- Transparency: Be transparent with your bank from the very start of your relationship. The better they can see into your company, the better they can advise you on how regulators may view your features or changes to your product as you grow.
- Get in touch: If your primary contacts with your bank partner don’t already include the bank’s compliance department, request an introduction. Copy the bank’s compliance team on important communications to ensure they are in the loop. Your BaaS provider can also advise you on how best to handle this communication.

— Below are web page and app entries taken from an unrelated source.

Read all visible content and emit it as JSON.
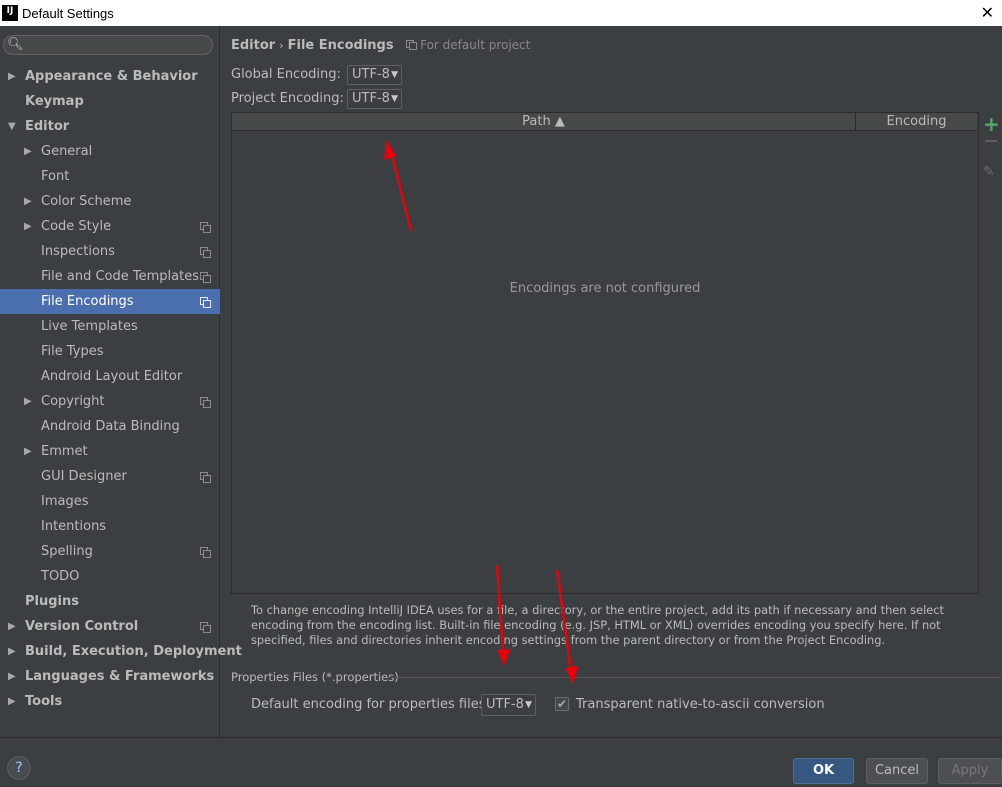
{
  "window": {
    "title": "Default Settings",
    "logo_text": "IJ"
  },
  "search": {
    "placeholder": ""
  },
  "sidebar": {
    "items": [
      {
        "label": "Appearance & Behavior",
        "level": 0,
        "bold": true,
        "arrow": true,
        "copy": false,
        "selected": false
      },
      {
        "label": "Keymap",
        "level": 0,
        "bold": true,
        "arrow": false,
        "copy": false,
        "selected": false
      },
      {
        "label": "Editor",
        "level": 0,
        "bold": true,
        "arrow": "down",
        "copy": false,
        "selected": false
      },
      {
        "label": "General",
        "level": 1,
        "bold": false,
        "arrow": true,
        "copy": false,
        "selected": false
      },
      {
        "label": "Font",
        "level": 1,
        "bold": false,
        "arrow": false,
        "copy": false,
        "selected": false
      },
      {
        "label": "Color Scheme",
        "level": 1,
        "bold": false,
        "arrow": true,
        "copy": false,
        "selected": false
      },
      {
        "label": "Code Style",
        "level": 1,
        "bold": false,
        "arrow": true,
        "copy": true,
        "selected": false
      },
      {
        "label": "Inspections",
        "level": 1,
        "bold": false,
        "arrow": false,
        "copy": true,
        "selected": false
      },
      {
        "label": "File and Code Templates",
        "level": 1,
        "bold": false,
        "arrow": false,
        "copy": true,
        "selected": false
      },
      {
        "label": "File Encodings",
        "level": 1,
        "bold": false,
        "arrow": false,
        "copy": true,
        "selected": true
      },
      {
        "label": "Live Templates",
        "level": 1,
        "bold": false,
        "arrow": false,
        "copy": false,
        "selected": false
      },
      {
        "label": "File Types",
        "level": 1,
        "bold": false,
        "arrow": false,
        "copy": false,
        "selected": false
      },
      {
        "label": "Android Layout Editor",
        "level": 1,
        "bold": false,
        "arrow": false,
        "copy": false,
        "selected": false
      },
      {
        "label": "Copyright",
        "level": 1,
        "bold": false,
        "arrow": true,
        "copy": true,
        "selected": false
      },
      {
        "label": "Android Data Binding",
        "level": 1,
        "bold": false,
        "arrow": false,
        "copy": false,
        "selected": false
      },
      {
        "label": "Emmet",
        "level": 1,
        "bold": false,
        "arrow": true,
        "copy": false,
        "selected": false
      },
      {
        "label": "GUI Designer",
        "level": 1,
        "bold": false,
        "arrow": false,
        "copy": true,
        "selected": false
      },
      {
        "label": "Images",
        "level": 1,
        "bold": false,
        "arrow": false,
        "copy": false,
        "selected": false
      },
      {
        "label": "Intentions",
        "level": 1,
        "bold": false,
        "arrow": false,
        "copy": false,
        "selected": false
      },
      {
        "label": "Spelling",
        "level": 1,
        "bold": false,
        "arrow": false,
        "copy": true,
        "selected": false
      },
      {
        "label": "TODO",
        "level": 1,
        "bold": false,
        "arrow": false,
        "copy": false,
        "selected": false
      },
      {
        "label": "Plugins",
        "level": 0,
        "bold": true,
        "arrow": false,
        "copy": false,
        "selected": false
      },
      {
        "label": "Version Control",
        "level": 0,
        "bold": true,
        "arrow": true,
        "copy": true,
        "selected": false
      },
      {
        "label": "Build, Execution, Deployment",
        "level": 0,
        "bold": true,
        "arrow": true,
        "copy": false,
        "selected": false
      },
      {
        "label": "Languages & Frameworks",
        "level": 0,
        "bold": true,
        "arrow": true,
        "copy": false,
        "selected": false
      },
      {
        "label": "Tools",
        "level": 0,
        "bold": true,
        "arrow": true,
        "copy": false,
        "selected": false
      }
    ]
  },
  "main": {
    "breadcrumb": {
      "parent": "Editor",
      "separator": "›",
      "current": "File Encodings",
      "scope": "For default project"
    },
    "global_encoding": {
      "label": "Global Encoding:",
      "value": "UTF-8"
    },
    "project_encoding": {
      "label": "Project Encoding:",
      "value": "UTF-8"
    },
    "table": {
      "columns": [
        "Path ▲",
        "Encoding"
      ],
      "empty_text": "Encodings are not configured"
    },
    "tools": {
      "add": "+",
      "edit": "✎"
    },
    "help_text": "To change encoding IntelliJ IDEA uses for a file, a directory, or the entire project, add its path if necessary and then select encoding from the encoding list. Built-in file encoding (e.g. JSP, HTML or XML) overrides encoding you specify here. If not specified, files and directories inherit encoding settings from the parent directory or from the Project Encoding.",
    "properties": {
      "section_title": "Properties Files (*.properties)",
      "default_label": "Default encoding for properties files:",
      "default_value": "UTF-8",
      "transparent_checked": true,
      "transparent_label": "Transparent native-to-ascii conversion"
    }
  },
  "footer": {
    "help": "?",
    "ok": "OK",
    "cancel": "Cancel",
    "apply": "Apply"
  },
  "colors": {
    "background": "#3c3f41",
    "selection": "#4b6eaf",
    "ok_button": "#365880",
    "add_icon": "#59a869",
    "annotation_arrow": "#e8000b"
  }
}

- Ask for input: Imagine if the interest rate on your loan doubled without notice or explanation. Or, imagine if a fraudster emptied your account, and you couldn’t get your money back. Thanks to regulations, you don’t have to worry about those scenarios when working with a reputable, chartered bank. Regulations are a necessary piece of the larger financial system. You want your fintech to align with them. That’s why your bank partner’s compliance department is an amazing partner. Ask them for input on features before you build them, and you’re less likely to run into resistance from your bank’s executives – or worse, from regulators
To follow these tips, you need a BaaS partner who enables you to communicate directly with your partner bank. That sounds straightforward, but it’s not necessarily the industry norm. A lot of BaaS providers will restrict communication between banks and fintechs, insisting all conversations move through the BaaS intermediary. Some providers may also fail to share important information about their fintech clients with the banks that support them. These setups are sometimes called “rent-a-charter” or “rent-a-bank,” and you should be wary of them.
You also want a BaaS partner that has the tools you need to build the right compliance program for your use case. That means finding an API banking provider who offers a broad spectrum of tools and who can also connect you with other third-party compliance specialists as needed.
Treasury Prime enables fintechs and other companies to embed and build fully customizable flows for KYC, compliance, and transaction monitoring for their neobanks, applications, and services. We provide as much guidance as you need while ensuring the process stays entirely under your command. We can also connect fintechs with compliance and KYC partners Unit 21, Alloy, Middesk, and LexisNexis to meet additional needs.
Ultimately, your partners can help you build the right program — but they shouldn’t take your place in running it. Your compliance program is central to the continuing success of your business and you should not give up control of it by deferring to others. This is especially true as your company grows and draws greater scrutiny from regulators.